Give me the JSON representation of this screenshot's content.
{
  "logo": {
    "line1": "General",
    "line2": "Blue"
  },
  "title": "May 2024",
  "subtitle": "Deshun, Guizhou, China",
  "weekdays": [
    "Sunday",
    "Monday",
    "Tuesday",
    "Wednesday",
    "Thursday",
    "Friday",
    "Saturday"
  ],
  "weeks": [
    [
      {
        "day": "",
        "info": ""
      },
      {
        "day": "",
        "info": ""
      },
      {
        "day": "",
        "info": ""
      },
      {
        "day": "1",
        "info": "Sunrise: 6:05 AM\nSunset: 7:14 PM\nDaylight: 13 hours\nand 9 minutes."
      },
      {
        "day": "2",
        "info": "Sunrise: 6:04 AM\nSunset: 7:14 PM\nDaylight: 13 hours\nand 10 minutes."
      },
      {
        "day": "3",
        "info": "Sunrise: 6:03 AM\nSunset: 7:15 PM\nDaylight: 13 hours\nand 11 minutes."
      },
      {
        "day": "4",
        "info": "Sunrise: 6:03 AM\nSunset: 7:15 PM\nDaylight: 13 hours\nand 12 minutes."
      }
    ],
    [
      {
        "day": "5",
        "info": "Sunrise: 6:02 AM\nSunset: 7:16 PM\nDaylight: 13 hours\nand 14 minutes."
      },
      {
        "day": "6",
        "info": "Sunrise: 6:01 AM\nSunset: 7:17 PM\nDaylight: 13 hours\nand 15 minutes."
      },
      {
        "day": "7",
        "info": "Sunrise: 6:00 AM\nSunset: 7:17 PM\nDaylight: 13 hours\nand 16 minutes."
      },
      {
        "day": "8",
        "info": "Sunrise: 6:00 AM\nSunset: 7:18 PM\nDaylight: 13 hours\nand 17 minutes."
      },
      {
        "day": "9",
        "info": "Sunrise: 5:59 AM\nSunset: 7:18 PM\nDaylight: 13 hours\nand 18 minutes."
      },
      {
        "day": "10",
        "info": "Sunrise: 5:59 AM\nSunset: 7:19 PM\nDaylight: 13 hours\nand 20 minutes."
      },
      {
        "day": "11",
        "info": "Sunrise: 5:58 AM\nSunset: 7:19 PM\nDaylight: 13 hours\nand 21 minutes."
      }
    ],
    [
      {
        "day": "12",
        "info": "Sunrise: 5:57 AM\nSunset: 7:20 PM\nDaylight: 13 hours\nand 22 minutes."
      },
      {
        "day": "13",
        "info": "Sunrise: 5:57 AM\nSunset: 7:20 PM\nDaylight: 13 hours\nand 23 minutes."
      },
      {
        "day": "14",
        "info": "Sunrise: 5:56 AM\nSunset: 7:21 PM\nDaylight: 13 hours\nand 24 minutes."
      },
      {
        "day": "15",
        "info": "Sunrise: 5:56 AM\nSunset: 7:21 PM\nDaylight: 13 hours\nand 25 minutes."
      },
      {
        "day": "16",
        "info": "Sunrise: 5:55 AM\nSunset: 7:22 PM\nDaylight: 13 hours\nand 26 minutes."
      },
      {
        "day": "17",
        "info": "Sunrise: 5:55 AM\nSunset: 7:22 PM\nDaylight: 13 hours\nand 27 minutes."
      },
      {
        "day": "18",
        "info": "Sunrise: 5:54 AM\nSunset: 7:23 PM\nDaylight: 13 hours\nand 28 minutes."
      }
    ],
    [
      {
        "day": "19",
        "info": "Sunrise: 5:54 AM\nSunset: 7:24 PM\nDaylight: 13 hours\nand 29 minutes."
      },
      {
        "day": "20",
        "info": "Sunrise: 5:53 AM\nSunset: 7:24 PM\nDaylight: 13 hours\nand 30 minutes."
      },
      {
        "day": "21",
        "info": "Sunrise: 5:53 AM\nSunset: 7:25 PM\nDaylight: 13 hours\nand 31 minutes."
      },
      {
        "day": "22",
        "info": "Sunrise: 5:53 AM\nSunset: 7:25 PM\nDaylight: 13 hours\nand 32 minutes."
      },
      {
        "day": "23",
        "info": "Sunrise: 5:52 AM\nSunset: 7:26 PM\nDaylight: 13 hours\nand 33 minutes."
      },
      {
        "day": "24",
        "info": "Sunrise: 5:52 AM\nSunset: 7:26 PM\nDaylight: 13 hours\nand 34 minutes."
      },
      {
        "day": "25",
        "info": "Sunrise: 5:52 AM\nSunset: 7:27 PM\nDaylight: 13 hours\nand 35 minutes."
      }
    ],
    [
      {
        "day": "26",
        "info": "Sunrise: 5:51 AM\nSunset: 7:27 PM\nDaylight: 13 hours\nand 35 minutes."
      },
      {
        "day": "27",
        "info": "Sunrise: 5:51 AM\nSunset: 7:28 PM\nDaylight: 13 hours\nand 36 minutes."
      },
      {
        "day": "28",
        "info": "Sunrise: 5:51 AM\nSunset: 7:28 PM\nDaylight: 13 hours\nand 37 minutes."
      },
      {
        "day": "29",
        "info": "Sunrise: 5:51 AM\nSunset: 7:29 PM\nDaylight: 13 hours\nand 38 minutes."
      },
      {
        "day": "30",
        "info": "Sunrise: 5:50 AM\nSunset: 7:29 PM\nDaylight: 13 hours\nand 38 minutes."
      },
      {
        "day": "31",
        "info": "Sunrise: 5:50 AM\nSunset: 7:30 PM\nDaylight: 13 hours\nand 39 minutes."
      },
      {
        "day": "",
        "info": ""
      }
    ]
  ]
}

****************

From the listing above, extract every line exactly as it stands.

Task solution:
Give me the JSON representation of this screenshot's content.
{
  "logo": {
    "line1": "General",
    "line2": "Blue"
  },
  "title": "May 2024",
  "subtitle": "Deshun, Guizhou, China",
  "weekdays": [
    "Sunday",
    "Monday",
    "Tuesday",
    "Wednesday",
    "Thursday",
    "Friday",
    "Saturday"
  ],
  "weeks": [
    [
      {
        "day": "",
        "info": ""
      },
      {
        "day": "",
        "info": ""
      },
      {
        "day": "",
        "info": ""
      },
      {
        "day": "1",
        "info": "Sunrise: 6:05 AM\nSunset: 7:14 PM\nDaylight: 13 hours\nand 9 minutes."
      },
      {
        "day": "2",
        "info": "Sunrise: 6:04 AM\nSunset: 7:14 PM\nDaylight: 13 hours\nand 10 minutes."
      },
      {
        "day": "3",
        "info": "Sunrise: 6:03 AM\nSunset: 7:15 PM\nDaylight: 13 hours\nand 11 minutes."
      },
      {
        "day": "4",
        "info": "Sunrise: 6:03 AM\nSunset: 7:15 PM\nDaylight: 13 hours\nand 12 minutes."
      }
    ],
    [
      {
        "day": "5",
        "info": "Sunrise: 6:02 AM\nSunset: 7:16 PM\nDaylight: 13 hours\nand 14 minutes."
      },
      {
        "day": "6",
        "info": "Sunrise: 6:01 AM\nSunset: 7:17 PM\nDaylight: 13 hours\nand 15 minutes."
      },
      {
        "day": "7",
        "info": "Sunrise: 6:00 AM\nSunset: 7:17 PM\nDaylight: 13 hours\nand 16 minutes."
      },
      {
        "day": "8",
        "info": "Sunrise: 6:00 AM\nSunset: 7:18 PM\nDaylight: 13 hours\nand 17 minutes."
      },
      {
        "day": "9",
        "info": "Sunrise: 5:59 AM\nSunset: 7:18 PM\nDaylight: 13 hours\nand 18 minutes."
      },
      {
        "day": "10",
        "info": "Sunrise: 5:59 AM\nSunset: 7:19 PM\nDaylight: 13 hours\nand 20 minutes."
      },
      {
        "day": "11",
        "info": "Sunrise: 5:58 AM\nSunset: 7:19 PM\nDaylight: 13 hours\nand 21 minutes."
      }
    ],
    [
      {
        "day": "12",
        "info": "Sunrise: 5:57 AM\nSunset: 7:20 PM\nDaylight: 13 hours\nand 22 minutes."
      },
      {
        "day": "13",
        "info": "Sunrise: 5:57 AM\nSunset: 7:20 PM\nDaylight: 13 hours\nand 23 minutes."
      },
      {
        "day": "14",
        "info": "Sunrise: 5:56 AM\nSunset: 7:21 PM\nDaylight: 13 hours\nand 24 minutes."
      },
      {
        "day": "15",
        "info": "Sunrise: 5:56 AM\nSunset: 7:21 PM\nDaylight: 13 hours\nand 25 minutes."
      },
      {
        "day": "16",
        "info": "Sunrise: 5:55 AM\nSunset: 7:22 PM\nDaylight: 13 hours\nand 26 minutes."
      },
      {
        "day": "17",
        "info": "Sunrise: 5:55 AM\nSunset: 7:22 PM\nDaylight: 13 hours\nand 27 minutes."
      },
      {
        "day": "18",
        "info": "Sunrise: 5:54 AM\nSunset: 7:23 PM\nDaylight: 13 hours\nand 28 minutes."
      }
    ],
    [
      {
        "day": "19",
        "info": "Sunrise: 5:54 AM\nSunset: 7:24 PM\nDaylight: 13 hours\nand 29 minutes."
      },
      {
        "day": "20",
        "info": "Sunrise: 5:53 AM\nSunset: 7:24 PM\nDaylight: 13 hours\nand 30 minutes."
      },
      {
        "day": "21",
        "info": "Sunrise: 5:53 AM\nSunset: 7:25 PM\nDaylight: 13 hours\nand 31 minutes."
      },
      {
        "day": "22",
        "info": "Sunrise: 5:53 AM\nSunset: 7:25 PM\nDaylight: 13 hours\nand 32 minutes."
      },
      {
        "day": "23",
        "info": "Sunrise: 5:52 AM\nSunset: 7:26 PM\nDaylight: 13 hours\nand 33 minutes."
      },
      {
        "day": "24",
        "info": "Sunrise: 5:52 AM\nSunset: 7:26 PM\nDaylight: 13 hours\nand 34 minutes."
      },
      {
        "day": "25",
        "info": "Sunrise: 5:52 AM\nSunset: 7:27 PM\nDaylight: 13 hours\nand 35 minutes."
      }
    ],
    [
      {
        "day": "26",
        "info": "Sunrise: 5:51 AM\nSunset: 7:27 PM\nDaylight: 13 hours\nand 35 minutes."
      },
      {
        "day": "27",
        "info": "Sunrise: 5:51 AM\nSunset: 7:28 PM\nDaylight: 13 hours\nand 36 minutes."
      },
      {
        "day": "28",
        "info": "Sunrise: 5:51 AM\nSunset: 7:28 PM\nDaylight: 13 hours\nand 37 minutes."
      },
      {
        "day": "29",
        "info": "Sunrise: 5:51 AM\nSunset: 7:29 PM\nDaylight: 13 hours\nand 38 minutes."
      },
      {
        "day": "30",
        "info": "Sunrise: 5:50 AM\nSunset: 7:29 PM\nDaylight: 13 hours\nand 38 minutes."
      },
      {
        "day": "31",
        "info": "Sunrise: 5:50 AM\nSunset: 7:30 PM\nDaylight: 13 hours\nand 39 minutes."
      },
      {
        "day": "",
        "info": ""
      }
    ]
  ]
}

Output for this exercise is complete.